(Data about app and page elements)

□ □ □

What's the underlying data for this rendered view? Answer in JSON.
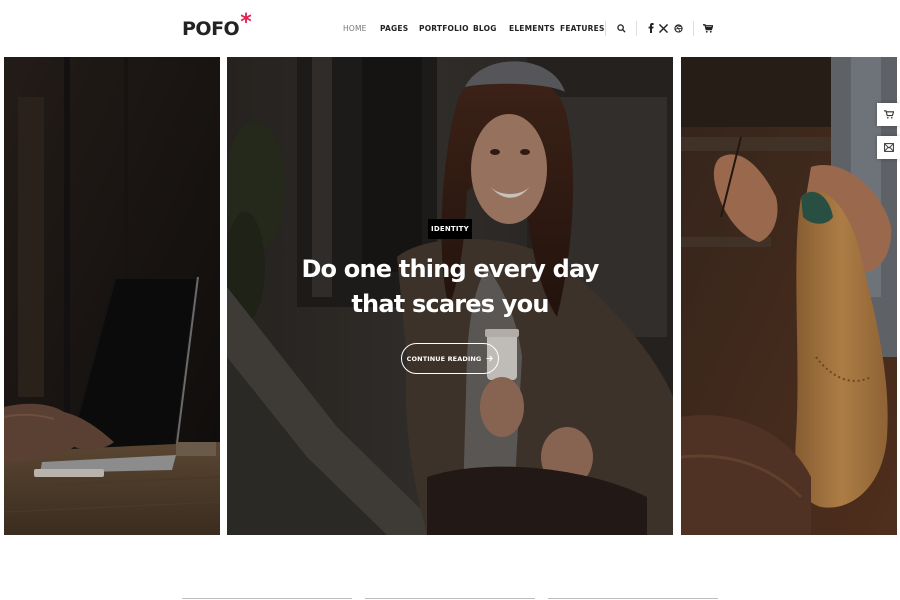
{
  "header": {
    "logo_text": "POFO",
    "logo_mark": "*",
    "nav": [
      {
        "label": "HOME",
        "active": true
      },
      {
        "label": "PAGES"
      },
      {
        "label": "PORTFOLIO"
      },
      {
        "label": "BLOG"
      },
      {
        "label": "ELEMENTS"
      },
      {
        "label": "FEATURES"
      }
    ],
    "icons": [
      "search-icon",
      "facebook-icon",
      "x-icon",
      "dribbble-icon",
      "cart-icon"
    ]
  },
  "hero": {
    "badge": "IDENTITY",
    "headline_line1": "Do one thing every day",
    "headline_line2": "that scares you",
    "cta_label": "CONTINUE READING",
    "cta_icon": "arrow-right-icon"
  },
  "floating_buttons": [
    "cart-icon",
    "mail-icon"
  ],
  "colors": {
    "accent": "#e81e4d",
    "text_dark": "#232323",
    "overlay": "#000000"
  }
}
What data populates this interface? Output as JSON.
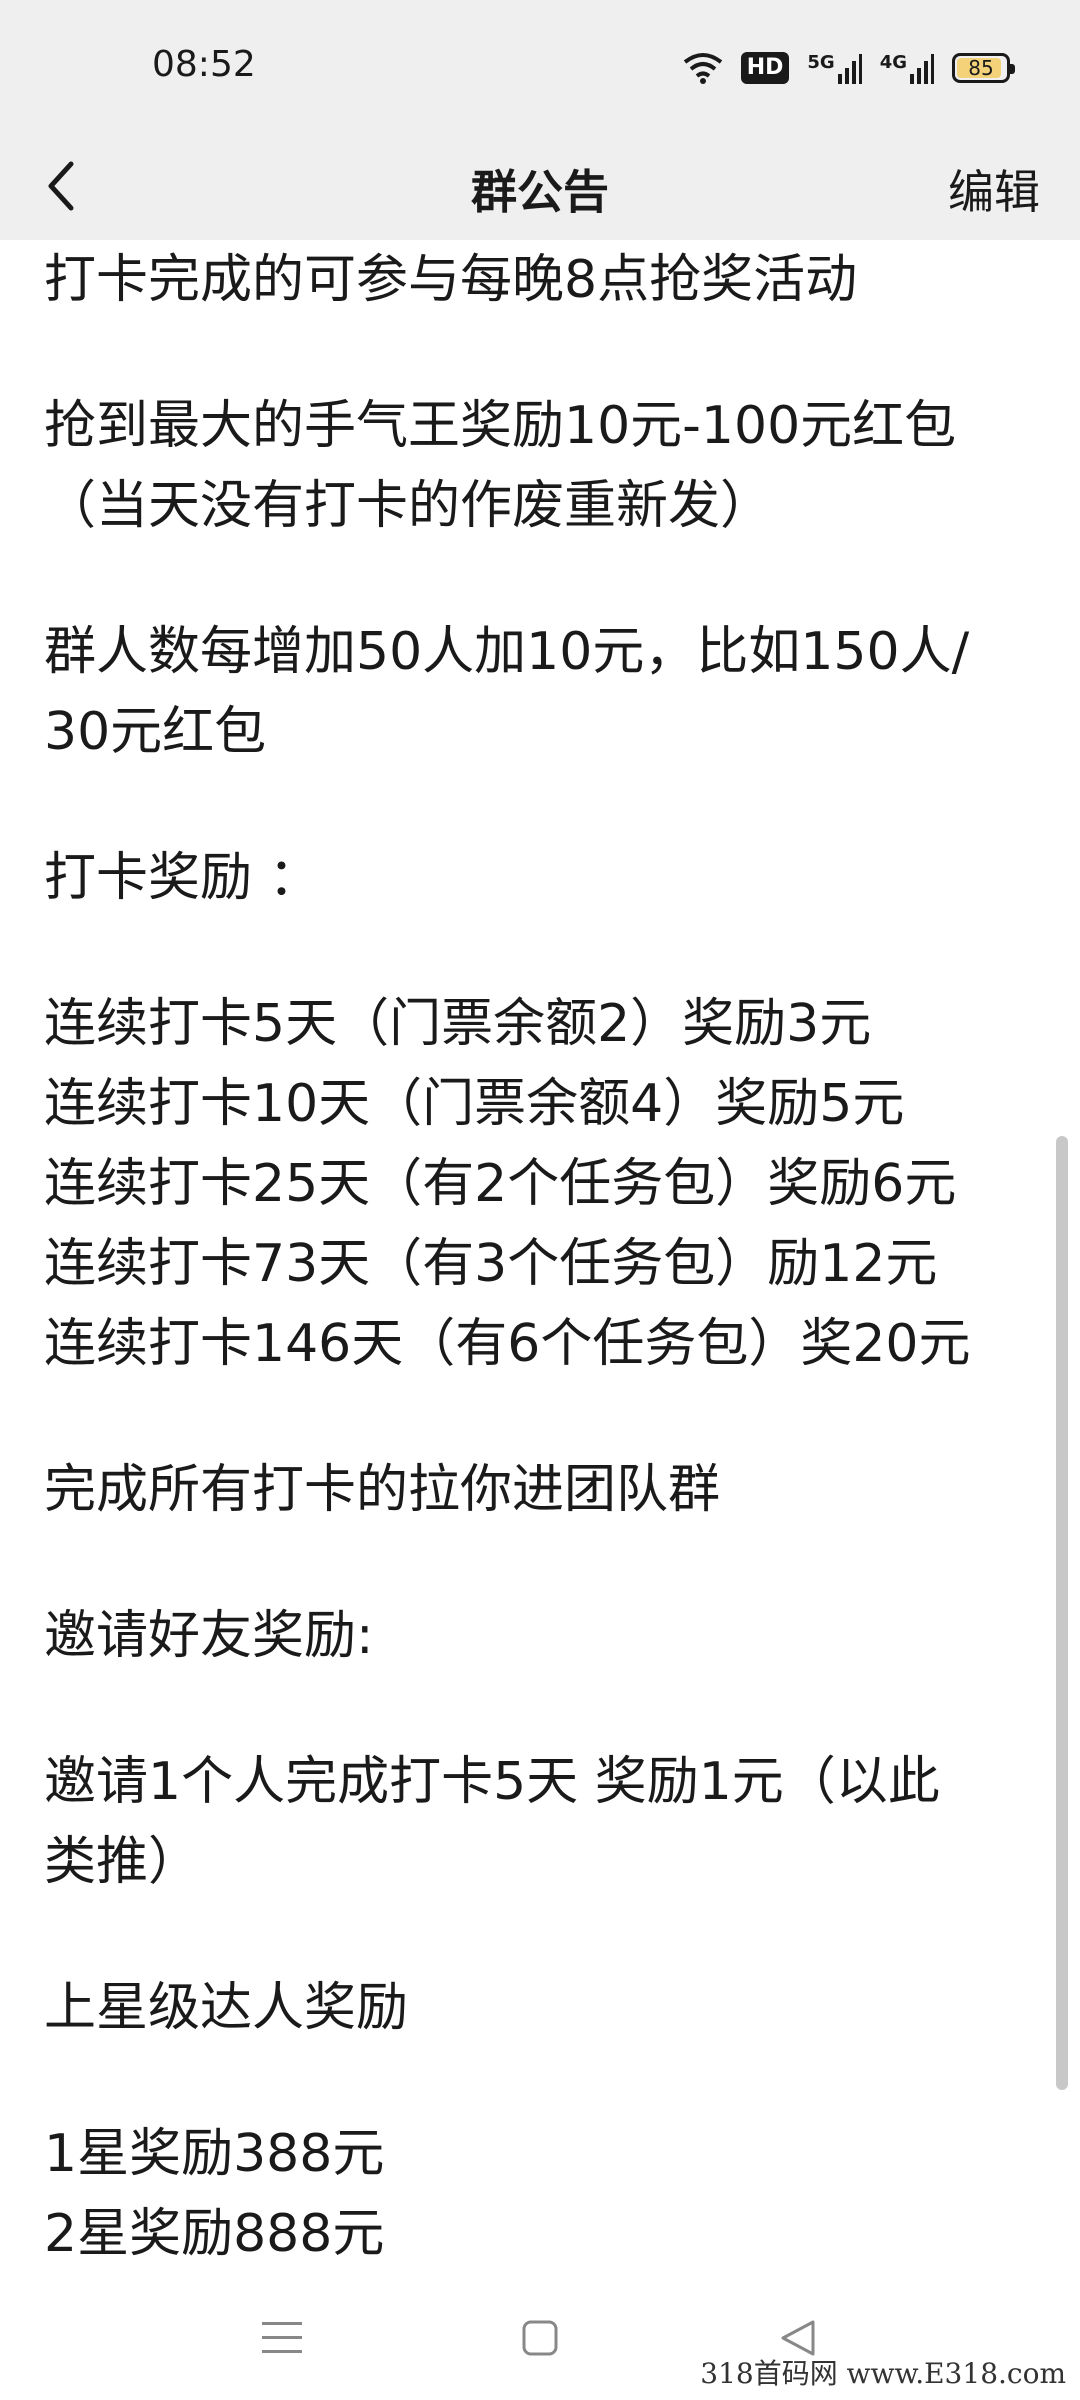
{
  "status_bar": {
    "time": "08:52",
    "hd_label": "HD",
    "network_5g": "5G",
    "network_4g": "4G",
    "battery_percent": 85,
    "battery_label": "85"
  },
  "nav": {
    "back_icon": "chevron-left-icon",
    "title": "群公告",
    "edit_label": "编辑"
  },
  "announcement": {
    "lines": [
      "  打卡完成的可参与每晚8点抢奖活动",
      "",
      "  抢到最大的手气王奖励10元-100元红包",
      "（当天没有打卡的作废重新发）",
      "",
      "群人数每增加50人加10元，比如150人/",
      "30元红包",
      "",
      "打卡奖励 ：",
      "",
      "连续打卡5天（门票余额2）奖励3元",
      "连续打卡10天（门票余额4）奖励5元",
      "连续打卡25天（有2个任务包）奖励6元",
      "连续打卡73天（有3个任务包）励12元",
      "连续打卡146天（有6个任务包）奖20元",
      "",
      "     完成所有打卡的拉你进团队群",
      "",
      "邀请好友奖励:",
      "",
      "邀请1个人完成打卡5天  奖励1元（以此",
      "类推）",
      "",
      "上星级达人奖励",
      "",
      "1星奖励388元",
      "2星奖励888元"
    ]
  },
  "system_nav": {
    "menu_icon": "menu-icon",
    "home_icon": "square-home-icon",
    "back_icon": "triangle-back-icon"
  },
  "watermark": "318首码网  www.E318.com"
}
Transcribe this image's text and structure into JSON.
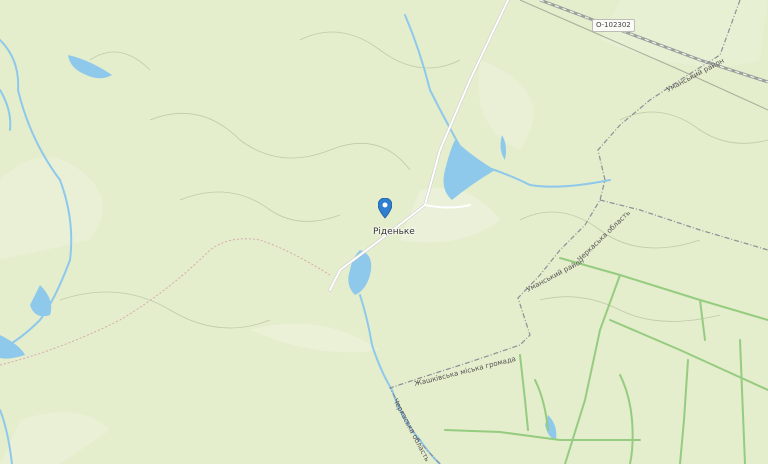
{
  "map": {
    "place": {
      "name": "Ріденьке",
      "marker": "map-pin-icon",
      "marker_color": "#2f7fd0"
    },
    "road_ref": "О-102302",
    "boundary_labels": {
      "upper_right": "Уманський район",
      "center_right": "Черкаська область",
      "right_mid": "Уманський район",
      "bottom_center": "Жашківська міська громада",
      "bottom_left": "Черкаська область"
    },
    "colors": {
      "background": "#e4edcc",
      "water": "#8ec9ec",
      "forest_track": "#95cc7f",
      "boundary": "#8a8f98",
      "road": "#ffffff"
    }
  }
}
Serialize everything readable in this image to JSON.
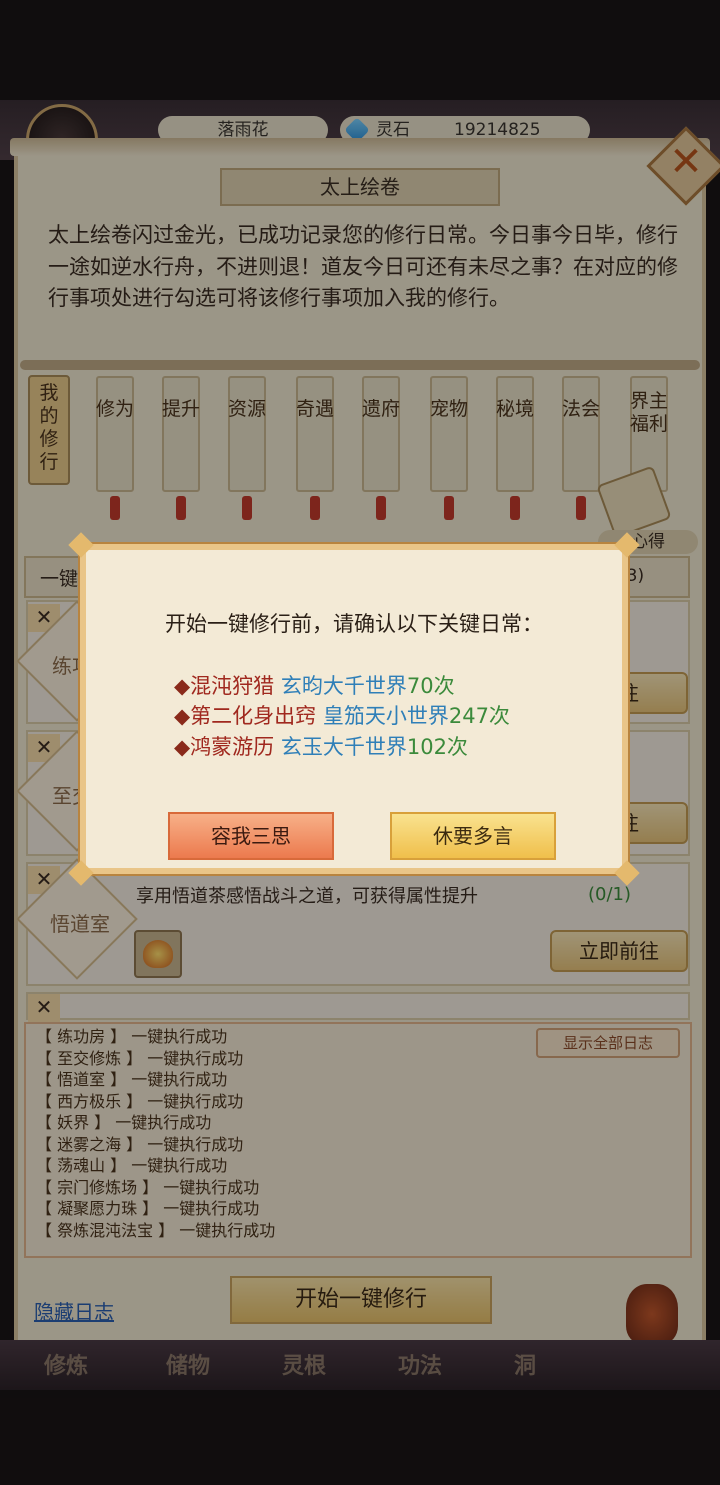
{
  "header": {
    "player_name": "落雨花",
    "stone_label": "灵石",
    "stone_value": "19214825"
  },
  "scroll": {
    "title": "太上绘卷",
    "close_icon": "close-x-icon",
    "intro": "太上绘卷闪过金光，已成功记录您的修行日常。今日事今日毕，修行一途如逆水行舟，不进则退！道友今日可还有未尽之事？在对应的修行事项处进行勾选可将该修行事项加入我的修行。",
    "my_tab": "我的修行",
    "tabs": [
      "修为",
      "提升",
      "资源",
      "奇遇",
      "遗府",
      "宠物",
      "秘境",
      "法会",
      "界主福利"
    ],
    "heart_label": "心得"
  },
  "tasks": {
    "onekey_label": "一键",
    "count_label": "(3)",
    "row1": {
      "name": "练功",
      "go": "前往"
    },
    "row2": {
      "name": "至交修",
      "go": "前往"
    },
    "row3": {
      "name": "悟道室",
      "desc": "享用悟道茶感悟战斗之道，可获得属性提升",
      "progress": "(0/1)",
      "go": "立即前往"
    }
  },
  "log": {
    "show_all": "显示全部日志",
    "items": [
      "【 练功房 】 一键执行成功",
      "【 至交修炼 】 一键执行成功",
      "【 悟道室 】 一键执行成功",
      "【 西方极乐 】 一键执行成功",
      "【 妖界 】 一键执行成功",
      "【 迷雾之海 】 一键执行成功",
      "【 荡魂山 】 一键执行成功",
      "【 宗门修炼场 】 一键执行成功",
      "【 凝聚愿力珠 】 一键执行成功",
      "【 祭炼混沌法宝 】 一键执行成功"
    ]
  },
  "footer": {
    "hide_log": "隐藏日志",
    "start": "开始一键修行",
    "nav": [
      "修炼",
      "储物",
      "灵根",
      "功法",
      "洞"
    ]
  },
  "modal": {
    "title": "开始一键修行前，请确认以下关键日常：",
    "diamond": "◆",
    "entries": [
      {
        "activity": "混沌狩猎",
        "world": "玄昀大千世界",
        "count": "70次"
      },
      {
        "activity": "第二化身出窍",
        "world": "皇笳天小世界",
        "count": "247次"
      },
      {
        "activity": "鸿蒙游历",
        "world": "玄玉大千世界",
        "count": "102次"
      }
    ],
    "cancel": "容我三思",
    "confirm": "休要多言"
  },
  "colors": {
    "activity": "#a0281e",
    "world": "#2f7fb8",
    "count": "#3b8a3b"
  }
}
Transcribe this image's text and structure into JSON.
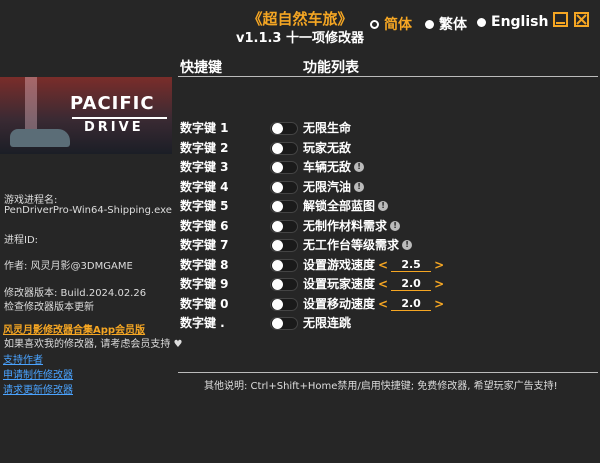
{
  "header": {
    "title": "《超自然车旅》",
    "version": "v1.1.3 十一项修改器"
  },
  "languages": [
    {
      "label": "简体",
      "selected": true,
      "color": "#f5a623"
    },
    {
      "label": "繁体",
      "selected": false,
      "color": "#ffffff"
    },
    {
      "label": "English",
      "selected": false,
      "color": "#ffffff"
    }
  ],
  "window_buttons": {
    "minimize": "minimize-icon",
    "close": "close-icon"
  },
  "columns": {
    "hotkey": "快捷键",
    "function": "功能列表"
  },
  "banner": {
    "line1": "PACIFIC",
    "line2": "DRIVE"
  },
  "sidebar": {
    "process_label": "游戏进程名:",
    "process_name": "PenDriverPro-Win64-Shipping.exe",
    "pid_label": "进程ID:",
    "author": "作者: 风灵月影@3DMGAME",
    "trainer_version": "修改器版本: Build.2024.02.26",
    "check_update": "检查修改器版本更新",
    "app_link": "风灵月影修改器合集App会员版",
    "support_text": "如果喜欢我的修改器, 请考虑会员支持",
    "link_support": "支持作者",
    "link_request": "申请制作修改器",
    "link_update": "请求更新修改器"
  },
  "cheats": [
    {
      "key": "数字键 1",
      "label": "无限生命",
      "warn": false
    },
    {
      "key": "数字键 2",
      "label": "玩家无敌",
      "warn": false
    },
    {
      "key": "数字键 3",
      "label": "车辆无敌",
      "warn": true
    },
    {
      "key": "数字键 4",
      "label": "无限汽油",
      "warn": true
    },
    {
      "key": "数字键 5",
      "label": "解锁全部蓝图",
      "warn": true
    },
    {
      "key": "数字键 6",
      "label": "无制作材料需求",
      "warn": true
    },
    {
      "key": "数字键 7",
      "label": "无工作台等级需求",
      "warn": true
    },
    {
      "key": "数字键 8",
      "label": "设置游戏速度",
      "warn": false,
      "value": "2.5"
    },
    {
      "key": "数字键 9",
      "label": "设置玩家速度",
      "warn": false,
      "value": "2.0"
    },
    {
      "key": "数字键 0",
      "label": "设置移动速度",
      "warn": false,
      "value": "2.0"
    },
    {
      "key": "数字键 .",
      "label": "无限连跳",
      "warn": false
    }
  ],
  "warn_glyph": "!",
  "arrows": {
    "left": "<",
    "right": ">"
  },
  "footer_note": "其他说明: Ctrl+Shift+Home禁用/启用快捷键; 免费修改器, 希望玩家广告支持!",
  "accent_color": "#f5a623",
  "background_color": "#262626"
}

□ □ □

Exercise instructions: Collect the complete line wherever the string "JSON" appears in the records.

Response to the exercise:
What's the underlying data for this rendered view? Answer in JSON.
What data populates this interface? Output as JSON.
Transcribe this image's text and structure into JSON.
Serialize everything readable in this image to JSON.
Transcribe this image's text and structure into JSON.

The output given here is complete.